Could you write out the listing below exactly as it stands, leaving out the pictures?

▸ **The data**
+++++

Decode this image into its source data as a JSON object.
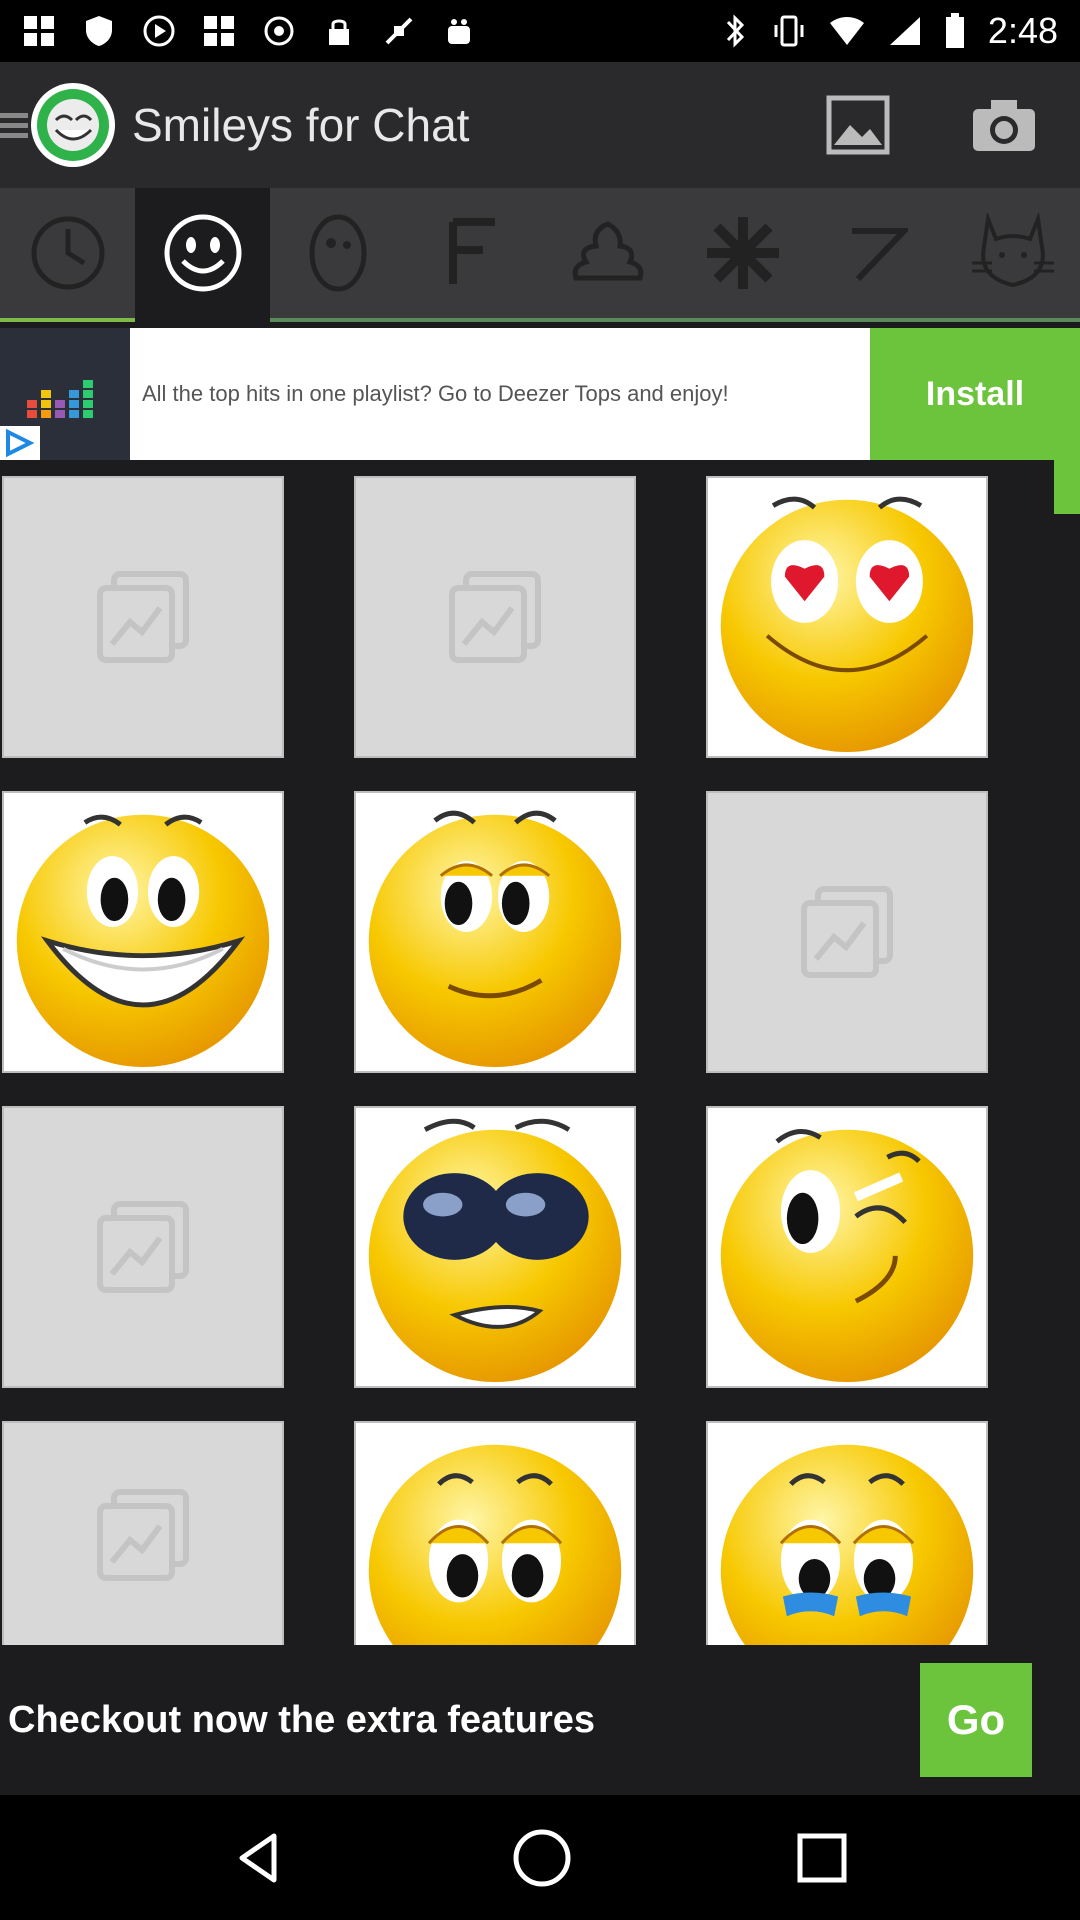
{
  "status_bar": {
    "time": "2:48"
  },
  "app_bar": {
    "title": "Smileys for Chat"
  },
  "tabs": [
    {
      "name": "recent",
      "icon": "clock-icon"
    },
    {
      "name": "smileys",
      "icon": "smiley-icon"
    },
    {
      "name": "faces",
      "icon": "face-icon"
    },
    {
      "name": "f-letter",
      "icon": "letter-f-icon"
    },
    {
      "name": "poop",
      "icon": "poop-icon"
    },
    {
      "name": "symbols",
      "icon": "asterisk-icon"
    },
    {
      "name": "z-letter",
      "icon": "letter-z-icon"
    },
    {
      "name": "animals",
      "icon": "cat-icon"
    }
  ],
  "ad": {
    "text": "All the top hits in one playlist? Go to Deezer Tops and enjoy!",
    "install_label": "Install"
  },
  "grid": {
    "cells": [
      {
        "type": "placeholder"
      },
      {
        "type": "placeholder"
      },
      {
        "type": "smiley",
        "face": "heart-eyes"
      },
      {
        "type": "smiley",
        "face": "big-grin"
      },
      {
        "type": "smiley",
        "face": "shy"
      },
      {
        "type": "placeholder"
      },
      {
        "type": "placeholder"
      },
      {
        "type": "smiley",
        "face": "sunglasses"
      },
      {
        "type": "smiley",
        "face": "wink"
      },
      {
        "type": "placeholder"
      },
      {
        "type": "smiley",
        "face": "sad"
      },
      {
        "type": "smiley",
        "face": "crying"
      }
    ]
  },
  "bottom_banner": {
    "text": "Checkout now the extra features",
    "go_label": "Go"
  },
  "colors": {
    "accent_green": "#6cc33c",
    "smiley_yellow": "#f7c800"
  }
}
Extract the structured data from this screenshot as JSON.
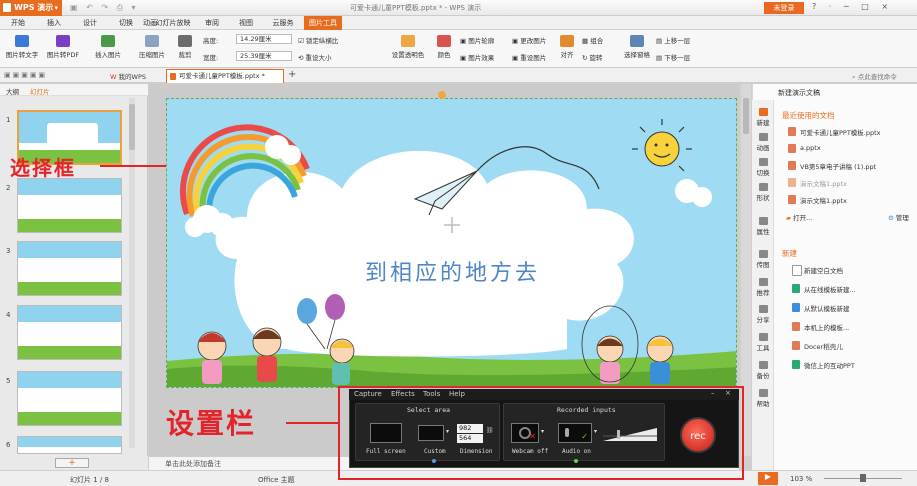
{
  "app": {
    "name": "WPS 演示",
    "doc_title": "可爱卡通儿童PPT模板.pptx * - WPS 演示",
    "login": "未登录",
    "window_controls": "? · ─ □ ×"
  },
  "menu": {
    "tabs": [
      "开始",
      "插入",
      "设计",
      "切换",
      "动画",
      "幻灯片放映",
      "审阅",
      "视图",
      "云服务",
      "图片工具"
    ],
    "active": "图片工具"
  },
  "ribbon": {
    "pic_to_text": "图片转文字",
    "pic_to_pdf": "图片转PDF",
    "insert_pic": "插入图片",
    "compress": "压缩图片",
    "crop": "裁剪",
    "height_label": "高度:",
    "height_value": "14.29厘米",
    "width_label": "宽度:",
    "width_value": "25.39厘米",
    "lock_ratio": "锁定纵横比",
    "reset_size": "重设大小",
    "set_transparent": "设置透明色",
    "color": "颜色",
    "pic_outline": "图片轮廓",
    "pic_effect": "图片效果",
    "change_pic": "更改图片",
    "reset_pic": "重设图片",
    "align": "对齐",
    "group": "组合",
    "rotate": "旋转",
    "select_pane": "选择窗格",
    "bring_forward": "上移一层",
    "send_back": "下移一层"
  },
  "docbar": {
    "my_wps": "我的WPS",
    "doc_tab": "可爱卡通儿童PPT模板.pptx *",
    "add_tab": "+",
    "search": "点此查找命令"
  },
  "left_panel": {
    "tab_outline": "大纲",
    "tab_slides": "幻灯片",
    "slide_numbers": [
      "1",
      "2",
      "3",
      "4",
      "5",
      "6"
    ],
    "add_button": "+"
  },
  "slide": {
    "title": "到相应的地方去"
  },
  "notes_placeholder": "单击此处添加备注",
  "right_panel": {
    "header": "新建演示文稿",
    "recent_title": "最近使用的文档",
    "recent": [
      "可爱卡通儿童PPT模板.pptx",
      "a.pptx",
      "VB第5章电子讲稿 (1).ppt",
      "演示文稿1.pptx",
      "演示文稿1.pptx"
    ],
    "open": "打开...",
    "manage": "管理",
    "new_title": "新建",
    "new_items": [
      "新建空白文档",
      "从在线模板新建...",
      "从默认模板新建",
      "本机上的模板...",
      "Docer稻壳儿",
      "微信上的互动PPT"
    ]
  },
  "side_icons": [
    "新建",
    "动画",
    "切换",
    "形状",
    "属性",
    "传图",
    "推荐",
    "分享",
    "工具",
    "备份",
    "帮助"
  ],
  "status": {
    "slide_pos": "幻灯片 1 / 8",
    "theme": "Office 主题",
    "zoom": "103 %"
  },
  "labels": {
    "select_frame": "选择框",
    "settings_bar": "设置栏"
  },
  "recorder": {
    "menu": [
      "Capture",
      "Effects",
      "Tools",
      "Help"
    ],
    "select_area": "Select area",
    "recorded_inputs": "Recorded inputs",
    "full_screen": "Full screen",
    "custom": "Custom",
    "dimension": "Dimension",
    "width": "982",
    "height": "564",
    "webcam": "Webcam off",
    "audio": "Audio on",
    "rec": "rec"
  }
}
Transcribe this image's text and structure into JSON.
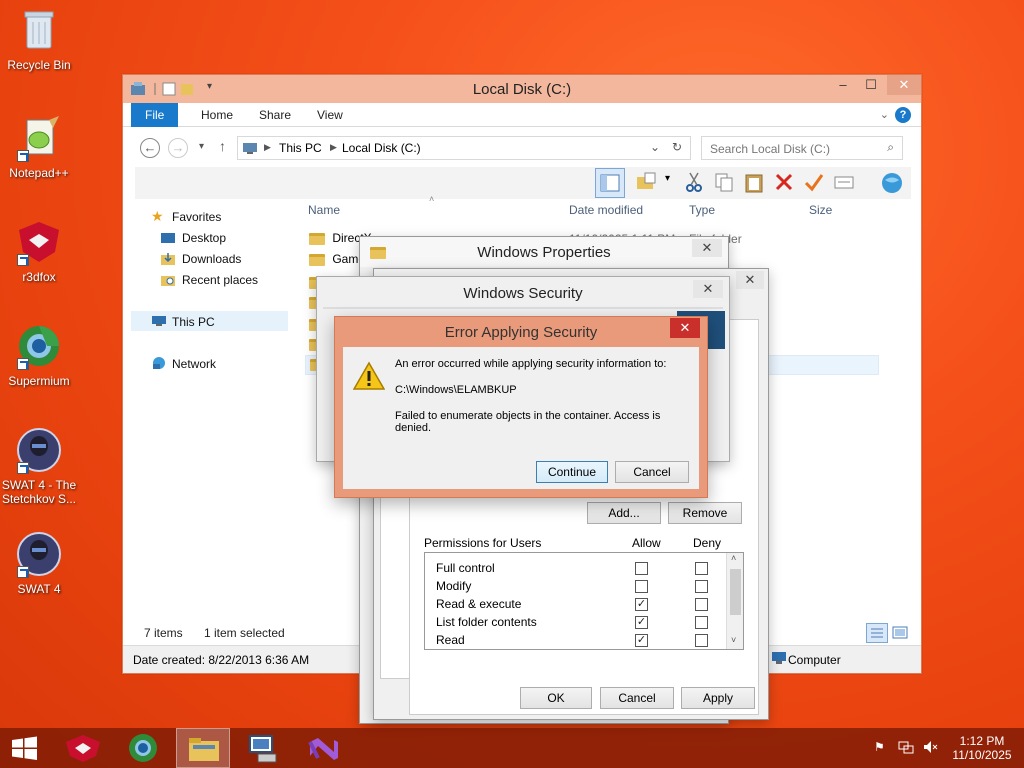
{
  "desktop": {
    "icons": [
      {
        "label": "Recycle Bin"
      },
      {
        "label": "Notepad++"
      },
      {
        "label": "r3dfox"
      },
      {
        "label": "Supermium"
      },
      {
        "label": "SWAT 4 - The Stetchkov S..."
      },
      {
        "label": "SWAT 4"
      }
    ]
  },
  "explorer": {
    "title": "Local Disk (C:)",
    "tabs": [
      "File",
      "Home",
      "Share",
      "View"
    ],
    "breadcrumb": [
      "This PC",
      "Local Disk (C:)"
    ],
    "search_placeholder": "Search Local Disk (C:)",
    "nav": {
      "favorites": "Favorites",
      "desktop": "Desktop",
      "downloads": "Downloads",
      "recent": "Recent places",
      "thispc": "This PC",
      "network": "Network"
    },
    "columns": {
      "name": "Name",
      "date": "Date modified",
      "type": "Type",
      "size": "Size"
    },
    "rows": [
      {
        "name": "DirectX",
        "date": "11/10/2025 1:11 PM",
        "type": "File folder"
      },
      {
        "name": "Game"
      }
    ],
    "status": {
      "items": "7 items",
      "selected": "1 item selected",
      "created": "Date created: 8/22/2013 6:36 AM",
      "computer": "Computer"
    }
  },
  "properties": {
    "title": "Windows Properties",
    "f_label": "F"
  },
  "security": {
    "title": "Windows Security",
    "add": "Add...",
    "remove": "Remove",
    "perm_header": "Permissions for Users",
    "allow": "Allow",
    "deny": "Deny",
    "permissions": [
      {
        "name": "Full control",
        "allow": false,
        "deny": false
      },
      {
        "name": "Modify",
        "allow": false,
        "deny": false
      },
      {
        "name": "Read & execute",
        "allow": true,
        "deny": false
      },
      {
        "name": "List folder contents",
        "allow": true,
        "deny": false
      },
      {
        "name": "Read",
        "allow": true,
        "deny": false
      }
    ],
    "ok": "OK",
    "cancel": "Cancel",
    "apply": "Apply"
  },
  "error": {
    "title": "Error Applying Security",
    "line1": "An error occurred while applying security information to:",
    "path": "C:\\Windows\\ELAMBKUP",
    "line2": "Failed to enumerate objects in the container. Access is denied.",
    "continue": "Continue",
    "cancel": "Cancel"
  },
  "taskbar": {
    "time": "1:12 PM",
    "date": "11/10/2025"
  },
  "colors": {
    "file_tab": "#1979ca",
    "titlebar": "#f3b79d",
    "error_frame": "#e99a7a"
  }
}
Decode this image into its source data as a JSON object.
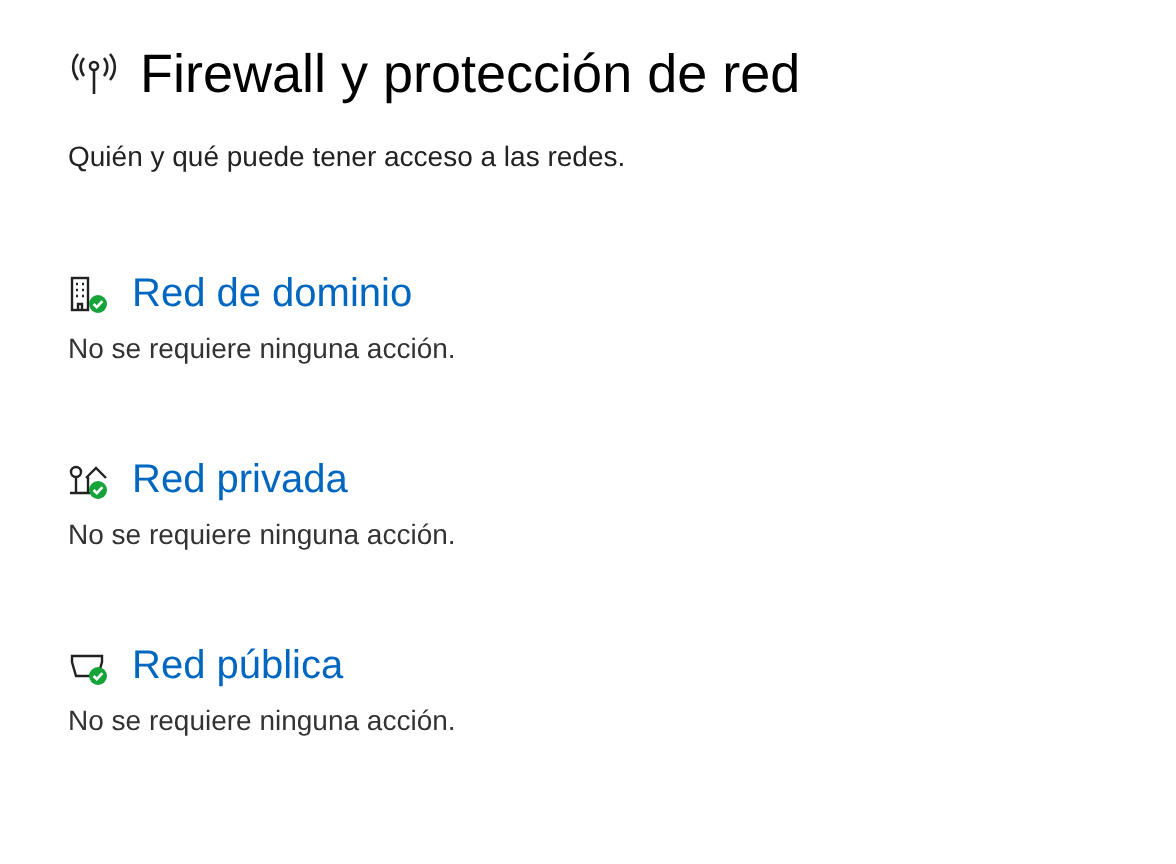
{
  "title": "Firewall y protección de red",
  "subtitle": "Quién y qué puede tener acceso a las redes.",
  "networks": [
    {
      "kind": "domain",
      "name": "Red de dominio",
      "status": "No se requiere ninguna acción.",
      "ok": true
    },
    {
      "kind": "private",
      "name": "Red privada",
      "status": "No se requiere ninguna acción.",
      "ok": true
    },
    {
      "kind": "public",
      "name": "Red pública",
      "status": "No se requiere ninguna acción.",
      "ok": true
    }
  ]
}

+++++

▸ **Task response**
Decode this image into its source data as a JSON object.
{
  "status_bar": {
    "time": "2:48"
  },
  "app_bar": {
    "title": "Smileys for Chat"
  },
  "tabs": [
    {
      "name": "recent",
      "icon": "clock-icon"
    },
    {
      "name": "smileys",
      "icon": "smiley-icon"
    },
    {
      "name": "faces",
      "icon": "face-icon"
    },
    {
      "name": "f-letter",
      "icon": "letter-f-icon"
    },
    {
      "name": "poop",
      "icon": "poop-icon"
    },
    {
      "name": "symbols",
      "icon": "asterisk-icon"
    },
    {
      "name": "z-letter",
      "icon": "letter-z-icon"
    },
    {
      "name": "animals",
      "icon": "cat-icon"
    }
  ],
  "ad": {
    "text": "All the top hits in one playlist? Go to Deezer Tops and enjoy!",
    "install_label": "Install"
  },
  "grid": {
    "cells": [
      {
        "type": "placeholder"
      },
      {
        "type": "placeholder"
      },
      {
        "type": "smiley",
        "face": "heart-eyes"
      },
      {
        "type": "smiley",
        "face": "big-grin"
      },
      {
        "type": "smiley",
        "face": "shy"
      },
      {
        "type": "placeholder"
      },
      {
        "type": "placeholder"
      },
      {
        "type": "smiley",
        "face": "sunglasses"
      },
      {
        "type": "smiley",
        "face": "wink"
      },
      {
        "type": "placeholder"
      },
      {
        "type": "smiley",
        "face": "sad"
      },
      {
        "type": "smiley",
        "face": "crying"
      }
    ]
  },
  "bottom_banner": {
    "text": "Checkout now the extra features",
    "go_label": "Go"
  },
  "colors": {
    "accent_green": "#6cc33c",
    "smiley_yellow": "#f7c800"
  }
}
Extract the structured data from this screenshot as JSON.
{
  "app": {
    "name": "WPS 演示",
    "doc_title": "可爱卡通儿童PPT模板.pptx * - WPS 演示",
    "login": "未登录",
    "window_controls": "? · ─ □ ×"
  },
  "menu": {
    "tabs": [
      "开始",
      "插入",
      "设计",
      "切换",
      "动画",
      "幻灯片放映",
      "审阅",
      "视图",
      "云服务",
      "图片工具"
    ],
    "active": "图片工具"
  },
  "ribbon": {
    "pic_to_text": "图片转文字",
    "pic_to_pdf": "图片转PDF",
    "insert_pic": "插入图片",
    "compress": "压缩图片",
    "crop": "裁剪",
    "height_label": "高度:",
    "height_value": "14.29厘米",
    "width_label": "宽度:",
    "width_value": "25.39厘米",
    "lock_ratio": "锁定纵横比",
    "reset_size": "重设大小",
    "set_transparent": "设置透明色",
    "color": "颜色",
    "pic_outline": "图片轮廓",
    "pic_effect": "图片效果",
    "change_pic": "更改图片",
    "reset_pic": "重设图片",
    "align": "对齐",
    "group": "组合",
    "rotate": "旋转",
    "select_pane": "选择窗格",
    "bring_forward": "上移一层",
    "send_back": "下移一层"
  },
  "docbar": {
    "my_wps": "我的WPS",
    "doc_tab": "可爱卡通儿童PPT模板.pptx *",
    "add_tab": "+",
    "search": "点此查找命令"
  },
  "left_panel": {
    "tab_outline": "大纲",
    "tab_slides": "幻灯片",
    "slide_numbers": [
      "1",
      "2",
      "3",
      "4",
      "5",
      "6"
    ],
    "add_button": "+"
  },
  "slide": {
    "title": "到相应的地方去"
  },
  "notes_placeholder": "单击此处添加备注",
  "right_panel": {
    "header": "新建演示文稿",
    "recent_title": "最近使用的文档",
    "recent": [
      "可爱卡通儿童PPT模板.pptx",
      "a.pptx",
      "VB第5章电子讲稿 (1).ppt",
      "演示文稿1.pptx",
      "演示文稿1.pptx"
    ],
    "open": "打开...",
    "manage": "管理",
    "new_title": "新建",
    "new_items": [
      "新建空白文档",
      "从在线模板新建...",
      "从默认模板新建",
      "本机上的模板...",
      "Docer稻壳儿",
      "微信上的互动PPT"
    ]
  },
  "side_icons": [
    "新建",
    "动画",
    "切换",
    "形状",
    "属性",
    "传图",
    "推荐",
    "分享",
    "工具",
    "备份",
    "帮助"
  ],
  "status": {
    "slide_pos": "幻灯片 1 / 8",
    "theme": "Office 主题",
    "zoom": "103 %"
  },
  "labels": {
    "select_frame": "选择框",
    "settings_bar": "设置栏"
  },
  "recorder": {
    "menu": [
      "Capture",
      "Effects",
      "Tools",
      "Help"
    ],
    "select_area": "Select area",
    "recorded_inputs": "Recorded inputs",
    "full_screen": "Full screen",
    "custom": "Custom",
    "dimension": "Dimension",
    "width": "982",
    "height": "564",
    "webcam": "Webcam off",
    "audio": "Audio on",
    "rec": "rec"
  }
}
Transcribe this image's text and structure into JSON.
{
  "desktop": {
    "icons": [
      {
        "label": "Recycle Bin"
      },
      {
        "label": "Notepad++"
      },
      {
        "label": "r3dfox"
      },
      {
        "label": "Supermium"
      },
      {
        "label": "SWAT 4 - The Stetchkov S..."
      },
      {
        "label": "SWAT 4"
      }
    ]
  },
  "explorer": {
    "title": "Local Disk (C:)",
    "tabs": [
      "File",
      "Home",
      "Share",
      "View"
    ],
    "breadcrumb": [
      "This PC",
      "Local Disk (C:)"
    ],
    "search_placeholder": "Search Local Disk (C:)",
    "nav": {
      "favorites": "Favorites",
      "desktop": "Desktop",
      "downloads": "Downloads",
      "recent": "Recent places",
      "thispc": "This PC",
      "network": "Network"
    },
    "columns": {
      "name": "Name",
      "date": "Date modified",
      "type": "Type",
      "size": "Size"
    },
    "rows": [
      {
        "name": "DirectX",
        "date": "11/10/2025 1:11 PM",
        "type": "File folder"
      },
      {
        "name": "Game"
      }
    ],
    "status": {
      "items": "7 items",
      "selected": "1 item selected",
      "created": "Date created: 8/22/2013 6:36 AM",
      "computer": "Computer"
    }
  },
  "properties": {
    "title": "Windows Properties",
    "f_label": "F"
  },
  "security": {
    "title": "Windows Security",
    "add": "Add...",
    "remove": "Remove",
    "perm_header": "Permissions for Users",
    "allow": "Allow",
    "deny": "Deny",
    "permissions": [
      {
        "name": "Full control",
        "allow": false,
        "deny": false
      },
      {
        "name": "Modify",
        "allow": false,
        "deny": false
      },
      {
        "name": "Read & execute",
        "allow": true,
        "deny": false
      },
      {
        "name": "List folder contents",
        "allow": true,
        "deny": false
      },
      {
        "name": "Read",
        "allow": true,
        "deny": false
      }
    ],
    "ok": "OK",
    "cancel": "Cancel",
    "apply": "Apply"
  },
  "error": {
    "title": "Error Applying Security",
    "line1": "An error occurred while applying security information to:",
    "path": "C:\\Windows\\ELAMBKUP",
    "line2": "Failed to enumerate objects in the container. Access is denied.",
    "continue": "Continue",
    "cancel": "Cancel"
  },
  "taskbar": {
    "time": "1:12 PM",
    "date": "11/10/2025"
  },
  "colors": {
    "file_tab": "#1979ca",
    "titlebar": "#f3b79d",
    "error_frame": "#e99a7a"
  }
}
Decode this image into its source data as a JSON object.
{
  "title": "Firewall y protección de red",
  "subtitle": "Quién y qué puede tener acceso a las redes.",
  "networks": [
    {
      "kind": "domain",
      "name": "Red de dominio",
      "status": "No se requiere ninguna acción.",
      "ok": true
    },
    {
      "kind": "private",
      "name": "Red privada",
      "status": "No se requiere ninguna acción.",
      "ok": true
    },
    {
      "kind": "public",
      "name": "Red pública",
      "status": "No se requiere ninguna acción.",
      "ok": true
    }
  ]
}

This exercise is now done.